SHELBY COUNTY, Ala. – Alabama, Georgia, Tennessee and Virginia Governors have all declared a state of emergencyafter a pipeline leak has caused gasoline shortages and price increases.
Residents in multiple southern states were scrambling to fill-up on Friday amid the scare. On Friday, September 9, 2016, a mining inspector in Shelby County, Ala., detected a gasoline odor on mining property. He alerted Colonial Pipeline, which operates two pipelines in the immediate vicinity. Both pipelines were shut down as a precaution and Colonial employees were dispatched for a visual survey of the site. Upon confirmation of a release, Colonial Pipeline mobilized a coordinated response effort with federal, state and local agencies as well as local emergency responders.
Colonial Pipeline issued the following update regarding its ongoing response to a gasoline release in Shelby County, Alabama, and the subsequent interruption of service to Line 1, which transports gasoline from refiners on the Gulf Coast to delivery locations in the Southeast and along the Eastern seaboard.
This afternoon, working in consultation with Unified Command, Colonial Pipeline will begin excavation operations to repair the impacted section of pipe on Line 1. This work will continue throughout the weekend, with Line 1 projected to restart next week.

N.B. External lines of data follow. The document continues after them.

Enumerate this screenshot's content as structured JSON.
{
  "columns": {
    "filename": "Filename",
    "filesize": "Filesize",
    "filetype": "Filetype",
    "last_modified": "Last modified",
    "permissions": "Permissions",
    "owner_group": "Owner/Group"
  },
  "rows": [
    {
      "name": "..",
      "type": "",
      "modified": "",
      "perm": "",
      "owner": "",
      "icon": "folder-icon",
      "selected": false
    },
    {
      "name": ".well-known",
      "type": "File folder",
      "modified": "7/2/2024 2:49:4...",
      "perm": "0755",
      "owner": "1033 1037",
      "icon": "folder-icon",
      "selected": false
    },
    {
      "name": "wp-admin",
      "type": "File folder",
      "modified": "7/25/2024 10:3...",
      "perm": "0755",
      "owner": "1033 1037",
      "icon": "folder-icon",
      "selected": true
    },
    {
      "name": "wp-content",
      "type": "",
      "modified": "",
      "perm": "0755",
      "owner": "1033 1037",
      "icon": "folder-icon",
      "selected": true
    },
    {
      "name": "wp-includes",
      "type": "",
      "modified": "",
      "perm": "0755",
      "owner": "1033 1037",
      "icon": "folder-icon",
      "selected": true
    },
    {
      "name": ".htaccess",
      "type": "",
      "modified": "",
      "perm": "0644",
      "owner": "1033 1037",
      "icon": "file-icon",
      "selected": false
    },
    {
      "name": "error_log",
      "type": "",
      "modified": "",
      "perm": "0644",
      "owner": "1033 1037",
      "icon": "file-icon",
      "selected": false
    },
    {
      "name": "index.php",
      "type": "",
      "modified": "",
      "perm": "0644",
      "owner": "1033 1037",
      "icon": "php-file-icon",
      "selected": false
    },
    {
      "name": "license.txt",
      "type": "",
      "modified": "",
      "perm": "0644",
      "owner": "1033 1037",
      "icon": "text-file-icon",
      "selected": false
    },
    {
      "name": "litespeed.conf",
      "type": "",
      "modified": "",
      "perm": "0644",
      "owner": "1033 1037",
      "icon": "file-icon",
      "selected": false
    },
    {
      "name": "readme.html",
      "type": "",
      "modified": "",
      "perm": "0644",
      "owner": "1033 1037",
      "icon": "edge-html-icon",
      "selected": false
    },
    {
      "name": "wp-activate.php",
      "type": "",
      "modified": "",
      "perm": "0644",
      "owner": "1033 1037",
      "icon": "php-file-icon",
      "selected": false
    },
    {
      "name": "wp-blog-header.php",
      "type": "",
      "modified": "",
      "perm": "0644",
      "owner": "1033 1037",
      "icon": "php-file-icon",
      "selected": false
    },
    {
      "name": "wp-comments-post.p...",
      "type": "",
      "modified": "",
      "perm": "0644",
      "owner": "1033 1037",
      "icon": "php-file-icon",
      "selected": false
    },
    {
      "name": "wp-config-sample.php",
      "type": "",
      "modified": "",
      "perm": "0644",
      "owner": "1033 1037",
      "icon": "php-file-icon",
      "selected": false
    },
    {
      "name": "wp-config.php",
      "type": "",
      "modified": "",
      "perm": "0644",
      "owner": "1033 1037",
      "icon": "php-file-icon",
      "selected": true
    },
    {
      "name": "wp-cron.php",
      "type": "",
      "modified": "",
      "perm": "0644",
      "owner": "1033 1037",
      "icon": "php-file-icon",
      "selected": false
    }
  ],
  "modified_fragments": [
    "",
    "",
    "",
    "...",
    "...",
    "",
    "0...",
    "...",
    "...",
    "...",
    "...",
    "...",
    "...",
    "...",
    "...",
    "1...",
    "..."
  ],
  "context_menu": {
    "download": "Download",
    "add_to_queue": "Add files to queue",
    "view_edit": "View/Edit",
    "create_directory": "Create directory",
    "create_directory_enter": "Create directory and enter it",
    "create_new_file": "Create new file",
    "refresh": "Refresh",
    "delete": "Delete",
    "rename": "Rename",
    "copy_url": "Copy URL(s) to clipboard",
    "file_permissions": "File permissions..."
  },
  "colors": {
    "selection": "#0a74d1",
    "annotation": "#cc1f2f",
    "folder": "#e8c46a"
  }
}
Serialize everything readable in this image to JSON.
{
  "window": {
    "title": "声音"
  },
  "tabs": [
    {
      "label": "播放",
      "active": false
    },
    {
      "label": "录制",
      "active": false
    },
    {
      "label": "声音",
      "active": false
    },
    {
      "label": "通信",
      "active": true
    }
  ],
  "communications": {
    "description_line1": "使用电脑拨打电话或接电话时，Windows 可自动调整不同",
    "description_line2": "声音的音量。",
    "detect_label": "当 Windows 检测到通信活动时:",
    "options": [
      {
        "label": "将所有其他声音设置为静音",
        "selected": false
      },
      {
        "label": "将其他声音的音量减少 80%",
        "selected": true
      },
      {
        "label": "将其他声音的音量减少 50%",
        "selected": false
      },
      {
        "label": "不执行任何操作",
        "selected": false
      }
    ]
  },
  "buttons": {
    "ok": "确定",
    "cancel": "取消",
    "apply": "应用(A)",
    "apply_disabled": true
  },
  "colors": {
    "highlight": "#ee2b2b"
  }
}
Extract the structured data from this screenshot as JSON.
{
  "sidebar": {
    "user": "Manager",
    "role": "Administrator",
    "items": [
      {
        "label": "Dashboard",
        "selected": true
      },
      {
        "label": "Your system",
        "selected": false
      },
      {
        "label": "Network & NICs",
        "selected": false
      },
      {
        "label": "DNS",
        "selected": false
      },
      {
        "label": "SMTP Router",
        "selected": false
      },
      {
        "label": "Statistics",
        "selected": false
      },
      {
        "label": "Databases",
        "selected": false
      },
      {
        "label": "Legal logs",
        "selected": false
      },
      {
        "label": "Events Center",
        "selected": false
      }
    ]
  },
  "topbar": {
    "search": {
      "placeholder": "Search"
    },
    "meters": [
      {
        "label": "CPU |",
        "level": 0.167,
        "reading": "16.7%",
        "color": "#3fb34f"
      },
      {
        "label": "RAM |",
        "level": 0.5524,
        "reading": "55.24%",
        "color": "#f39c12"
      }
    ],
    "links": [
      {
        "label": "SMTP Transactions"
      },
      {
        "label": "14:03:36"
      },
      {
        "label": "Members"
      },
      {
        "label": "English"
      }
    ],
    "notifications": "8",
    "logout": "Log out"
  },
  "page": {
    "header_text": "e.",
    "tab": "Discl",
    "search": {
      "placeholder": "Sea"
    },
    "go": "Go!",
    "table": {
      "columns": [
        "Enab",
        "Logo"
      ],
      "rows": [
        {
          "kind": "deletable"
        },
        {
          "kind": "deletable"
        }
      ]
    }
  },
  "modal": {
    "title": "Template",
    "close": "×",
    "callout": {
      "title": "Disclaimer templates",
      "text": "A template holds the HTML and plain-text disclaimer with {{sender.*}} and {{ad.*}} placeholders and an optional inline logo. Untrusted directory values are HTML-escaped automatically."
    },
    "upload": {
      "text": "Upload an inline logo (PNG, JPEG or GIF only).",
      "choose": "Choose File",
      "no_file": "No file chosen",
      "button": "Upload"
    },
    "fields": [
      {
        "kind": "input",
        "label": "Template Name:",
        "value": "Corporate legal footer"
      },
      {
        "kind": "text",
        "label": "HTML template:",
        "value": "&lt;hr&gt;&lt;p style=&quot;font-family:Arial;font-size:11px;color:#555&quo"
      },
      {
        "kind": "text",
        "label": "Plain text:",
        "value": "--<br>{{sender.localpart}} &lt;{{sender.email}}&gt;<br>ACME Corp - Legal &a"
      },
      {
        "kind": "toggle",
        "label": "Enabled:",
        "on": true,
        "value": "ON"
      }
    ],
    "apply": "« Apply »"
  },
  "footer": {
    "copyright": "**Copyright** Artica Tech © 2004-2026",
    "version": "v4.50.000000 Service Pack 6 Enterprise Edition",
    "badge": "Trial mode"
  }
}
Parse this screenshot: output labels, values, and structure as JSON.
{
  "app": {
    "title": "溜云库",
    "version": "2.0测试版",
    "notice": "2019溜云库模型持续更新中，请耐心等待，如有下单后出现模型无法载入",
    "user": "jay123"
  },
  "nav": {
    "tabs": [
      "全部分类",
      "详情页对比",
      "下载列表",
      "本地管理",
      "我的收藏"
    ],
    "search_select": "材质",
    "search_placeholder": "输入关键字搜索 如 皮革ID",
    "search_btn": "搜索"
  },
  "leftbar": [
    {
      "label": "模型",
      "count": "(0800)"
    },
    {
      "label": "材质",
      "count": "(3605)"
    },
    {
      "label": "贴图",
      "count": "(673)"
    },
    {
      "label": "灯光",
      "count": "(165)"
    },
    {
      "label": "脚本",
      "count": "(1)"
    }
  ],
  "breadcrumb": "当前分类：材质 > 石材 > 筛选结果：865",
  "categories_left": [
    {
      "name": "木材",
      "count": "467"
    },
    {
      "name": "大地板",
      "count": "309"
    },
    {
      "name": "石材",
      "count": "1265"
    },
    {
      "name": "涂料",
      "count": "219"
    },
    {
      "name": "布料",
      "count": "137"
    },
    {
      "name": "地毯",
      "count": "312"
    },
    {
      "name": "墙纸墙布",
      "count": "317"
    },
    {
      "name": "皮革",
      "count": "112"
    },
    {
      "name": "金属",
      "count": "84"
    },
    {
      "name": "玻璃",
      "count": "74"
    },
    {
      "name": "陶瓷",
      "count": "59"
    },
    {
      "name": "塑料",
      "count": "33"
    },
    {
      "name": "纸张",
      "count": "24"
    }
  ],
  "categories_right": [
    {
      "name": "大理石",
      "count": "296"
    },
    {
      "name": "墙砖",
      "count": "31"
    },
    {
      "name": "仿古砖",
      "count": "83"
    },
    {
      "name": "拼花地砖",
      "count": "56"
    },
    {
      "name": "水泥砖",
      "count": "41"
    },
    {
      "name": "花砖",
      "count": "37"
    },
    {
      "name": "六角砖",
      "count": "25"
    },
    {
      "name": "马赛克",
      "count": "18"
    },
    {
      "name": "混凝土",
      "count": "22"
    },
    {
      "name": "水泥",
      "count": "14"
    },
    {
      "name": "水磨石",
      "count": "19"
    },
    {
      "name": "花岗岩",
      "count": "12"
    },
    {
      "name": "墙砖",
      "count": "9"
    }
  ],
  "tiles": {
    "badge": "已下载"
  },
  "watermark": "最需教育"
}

Recovery of gasoline, which remains contained, also continues as safety conditions allow.
Colonial Pipeline is currently shipping gasoline on Line 2 to help mitigate the impact of the service interruption to Line 1. Colonial has also been able to make limited deliveries upstream of western Alabama on Line 1. In addition, fuel shippers continue to implement contingency plans to further mitigate potential disruptions to their operations.
Based on conservative evaporation models and assumptions, the spill volume estimate has been revised to fall in the range of 6,000 to 8,000 barrels. Because sufficient resources have been deployed to the site, this estimate does not change the response, which is progressing as planned.
Responders continue to make progress on repair of Line 1 and are simultaneously exploring alternatives, including the construction of a temporary segment of pipeline around the leak site to allow Line 1 to return to service as rapidly and safely as possible.
Colonial Pipeline has maintained an open line of communication with stakeholders across our system to prepare for any potential disruption in supply and will continue to update these reports as details become available. Colonial Pipeline has more than 680 employees and partners on site working as safely and expeditiously as possible to repair the impacted segment of pipe and return to normal operations.